■ Task item
Filter the records, keeping every line that has the string "Hyper".

■ Supplied information
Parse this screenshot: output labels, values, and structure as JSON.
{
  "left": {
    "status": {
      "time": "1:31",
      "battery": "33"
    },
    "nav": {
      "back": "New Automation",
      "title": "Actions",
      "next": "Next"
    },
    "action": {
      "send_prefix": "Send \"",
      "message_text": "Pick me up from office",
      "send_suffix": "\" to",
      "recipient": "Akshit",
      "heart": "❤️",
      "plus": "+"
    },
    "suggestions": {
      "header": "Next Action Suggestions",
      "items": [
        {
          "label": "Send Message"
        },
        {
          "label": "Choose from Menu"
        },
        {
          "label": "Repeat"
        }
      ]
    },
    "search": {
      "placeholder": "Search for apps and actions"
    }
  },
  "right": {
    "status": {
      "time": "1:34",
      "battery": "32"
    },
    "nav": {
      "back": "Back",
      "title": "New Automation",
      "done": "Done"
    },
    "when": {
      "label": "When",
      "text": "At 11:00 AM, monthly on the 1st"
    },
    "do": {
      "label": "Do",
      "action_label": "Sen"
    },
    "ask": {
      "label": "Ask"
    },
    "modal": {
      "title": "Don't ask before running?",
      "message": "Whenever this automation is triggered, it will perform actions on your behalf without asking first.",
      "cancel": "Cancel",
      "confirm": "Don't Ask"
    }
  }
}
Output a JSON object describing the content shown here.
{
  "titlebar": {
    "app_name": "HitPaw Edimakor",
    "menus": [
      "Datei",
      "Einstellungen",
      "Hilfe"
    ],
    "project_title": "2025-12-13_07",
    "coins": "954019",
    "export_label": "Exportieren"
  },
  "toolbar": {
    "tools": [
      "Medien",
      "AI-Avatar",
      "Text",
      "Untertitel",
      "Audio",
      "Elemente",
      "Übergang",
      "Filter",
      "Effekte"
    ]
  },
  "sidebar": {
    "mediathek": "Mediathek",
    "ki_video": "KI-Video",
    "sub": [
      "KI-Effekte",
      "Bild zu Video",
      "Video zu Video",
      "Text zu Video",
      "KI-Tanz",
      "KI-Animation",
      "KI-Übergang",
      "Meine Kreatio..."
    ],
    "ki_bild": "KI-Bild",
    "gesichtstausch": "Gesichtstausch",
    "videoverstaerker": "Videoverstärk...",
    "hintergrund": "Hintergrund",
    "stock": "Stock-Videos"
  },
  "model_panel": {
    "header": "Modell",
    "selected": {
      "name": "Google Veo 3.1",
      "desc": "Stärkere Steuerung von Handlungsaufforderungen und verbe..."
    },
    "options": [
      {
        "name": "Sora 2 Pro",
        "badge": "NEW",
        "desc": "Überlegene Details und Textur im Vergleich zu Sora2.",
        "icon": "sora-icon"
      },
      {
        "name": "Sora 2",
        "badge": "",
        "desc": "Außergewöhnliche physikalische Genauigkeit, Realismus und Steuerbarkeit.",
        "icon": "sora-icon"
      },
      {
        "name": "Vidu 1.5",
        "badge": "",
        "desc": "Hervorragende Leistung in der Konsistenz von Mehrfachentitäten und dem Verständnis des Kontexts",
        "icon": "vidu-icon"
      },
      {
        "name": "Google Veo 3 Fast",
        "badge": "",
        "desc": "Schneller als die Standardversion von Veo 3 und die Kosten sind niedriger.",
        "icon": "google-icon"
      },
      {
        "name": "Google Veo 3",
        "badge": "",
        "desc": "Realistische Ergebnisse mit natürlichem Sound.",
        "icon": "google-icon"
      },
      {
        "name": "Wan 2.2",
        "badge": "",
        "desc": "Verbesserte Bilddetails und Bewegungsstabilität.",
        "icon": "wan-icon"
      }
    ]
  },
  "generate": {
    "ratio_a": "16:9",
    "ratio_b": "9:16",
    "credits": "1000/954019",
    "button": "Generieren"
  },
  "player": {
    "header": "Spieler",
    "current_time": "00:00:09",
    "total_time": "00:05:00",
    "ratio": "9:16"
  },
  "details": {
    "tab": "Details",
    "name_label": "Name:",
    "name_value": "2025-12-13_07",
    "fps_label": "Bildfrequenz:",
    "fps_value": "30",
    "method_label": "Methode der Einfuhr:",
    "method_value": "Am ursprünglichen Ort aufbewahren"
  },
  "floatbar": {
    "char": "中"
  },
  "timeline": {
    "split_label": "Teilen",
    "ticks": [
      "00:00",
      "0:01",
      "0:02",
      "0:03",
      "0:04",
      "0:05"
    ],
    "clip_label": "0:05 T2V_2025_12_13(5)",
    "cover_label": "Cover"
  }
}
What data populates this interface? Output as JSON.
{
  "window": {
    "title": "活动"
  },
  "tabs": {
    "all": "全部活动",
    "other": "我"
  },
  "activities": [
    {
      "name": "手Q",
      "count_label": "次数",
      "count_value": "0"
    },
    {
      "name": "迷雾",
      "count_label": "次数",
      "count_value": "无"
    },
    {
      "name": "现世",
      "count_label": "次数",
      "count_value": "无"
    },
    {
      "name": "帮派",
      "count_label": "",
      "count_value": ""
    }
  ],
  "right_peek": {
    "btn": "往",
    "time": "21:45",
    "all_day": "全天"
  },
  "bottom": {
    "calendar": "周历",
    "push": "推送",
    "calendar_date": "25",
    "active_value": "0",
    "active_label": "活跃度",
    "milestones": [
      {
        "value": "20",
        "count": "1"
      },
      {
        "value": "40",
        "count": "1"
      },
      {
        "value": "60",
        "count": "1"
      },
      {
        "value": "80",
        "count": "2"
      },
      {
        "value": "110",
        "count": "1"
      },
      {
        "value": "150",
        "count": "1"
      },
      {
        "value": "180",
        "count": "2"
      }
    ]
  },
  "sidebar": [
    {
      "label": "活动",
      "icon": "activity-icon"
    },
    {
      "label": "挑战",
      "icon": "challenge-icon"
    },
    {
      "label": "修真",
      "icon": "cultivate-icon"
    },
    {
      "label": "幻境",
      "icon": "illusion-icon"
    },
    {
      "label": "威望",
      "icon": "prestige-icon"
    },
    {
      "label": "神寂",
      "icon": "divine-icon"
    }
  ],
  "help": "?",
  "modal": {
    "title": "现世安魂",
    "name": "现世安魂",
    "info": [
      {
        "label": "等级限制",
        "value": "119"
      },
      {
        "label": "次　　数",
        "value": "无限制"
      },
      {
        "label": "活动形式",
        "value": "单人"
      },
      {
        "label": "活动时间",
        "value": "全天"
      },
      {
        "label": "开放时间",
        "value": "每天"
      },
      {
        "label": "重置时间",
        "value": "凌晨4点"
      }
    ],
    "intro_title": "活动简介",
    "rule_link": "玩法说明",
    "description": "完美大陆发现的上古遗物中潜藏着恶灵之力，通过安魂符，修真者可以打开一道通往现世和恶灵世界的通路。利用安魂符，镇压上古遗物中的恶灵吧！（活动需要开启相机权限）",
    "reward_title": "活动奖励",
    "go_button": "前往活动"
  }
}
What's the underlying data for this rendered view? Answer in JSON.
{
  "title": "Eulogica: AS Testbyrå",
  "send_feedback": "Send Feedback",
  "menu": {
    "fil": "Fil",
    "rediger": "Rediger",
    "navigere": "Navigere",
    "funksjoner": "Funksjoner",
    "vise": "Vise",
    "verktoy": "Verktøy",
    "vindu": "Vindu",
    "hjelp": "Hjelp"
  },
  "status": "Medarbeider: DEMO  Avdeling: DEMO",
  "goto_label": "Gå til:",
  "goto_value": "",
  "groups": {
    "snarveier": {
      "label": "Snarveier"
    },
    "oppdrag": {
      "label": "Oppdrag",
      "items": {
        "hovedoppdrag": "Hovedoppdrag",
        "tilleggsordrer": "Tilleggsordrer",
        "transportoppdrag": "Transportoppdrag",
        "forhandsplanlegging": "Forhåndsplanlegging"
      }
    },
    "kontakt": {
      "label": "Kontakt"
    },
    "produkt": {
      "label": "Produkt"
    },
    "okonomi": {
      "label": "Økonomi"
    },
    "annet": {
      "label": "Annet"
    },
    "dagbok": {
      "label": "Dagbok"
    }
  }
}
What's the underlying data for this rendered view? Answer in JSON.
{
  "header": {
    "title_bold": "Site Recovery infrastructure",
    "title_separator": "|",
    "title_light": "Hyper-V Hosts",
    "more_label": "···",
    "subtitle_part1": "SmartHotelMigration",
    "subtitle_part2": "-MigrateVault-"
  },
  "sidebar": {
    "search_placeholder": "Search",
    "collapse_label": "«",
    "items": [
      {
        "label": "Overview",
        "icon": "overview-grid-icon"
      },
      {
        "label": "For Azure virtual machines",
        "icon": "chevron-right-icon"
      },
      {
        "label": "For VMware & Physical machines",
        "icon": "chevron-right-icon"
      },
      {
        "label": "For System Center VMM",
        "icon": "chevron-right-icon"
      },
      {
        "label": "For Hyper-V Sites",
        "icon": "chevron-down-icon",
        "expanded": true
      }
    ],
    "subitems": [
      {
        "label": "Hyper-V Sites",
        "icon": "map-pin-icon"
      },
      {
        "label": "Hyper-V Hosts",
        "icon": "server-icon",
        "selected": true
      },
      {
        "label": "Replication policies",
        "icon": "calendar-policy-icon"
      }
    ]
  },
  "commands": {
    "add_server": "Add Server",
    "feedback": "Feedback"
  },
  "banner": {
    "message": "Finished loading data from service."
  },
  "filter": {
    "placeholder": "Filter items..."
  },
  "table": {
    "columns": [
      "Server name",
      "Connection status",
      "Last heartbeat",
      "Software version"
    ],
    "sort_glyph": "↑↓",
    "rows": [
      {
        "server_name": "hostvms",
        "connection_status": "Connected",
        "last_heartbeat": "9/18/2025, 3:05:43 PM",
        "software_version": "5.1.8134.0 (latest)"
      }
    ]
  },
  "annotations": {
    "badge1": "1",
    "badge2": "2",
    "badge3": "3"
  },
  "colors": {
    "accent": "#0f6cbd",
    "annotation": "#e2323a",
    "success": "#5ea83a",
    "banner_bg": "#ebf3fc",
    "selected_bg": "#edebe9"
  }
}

■ Result of this task
    "title_light": "Hyper-V Hosts",
        "label": "For Hyper-V Sites",
        "label": "Hyper-V Sites",
        "label": "Hyper-V Hosts",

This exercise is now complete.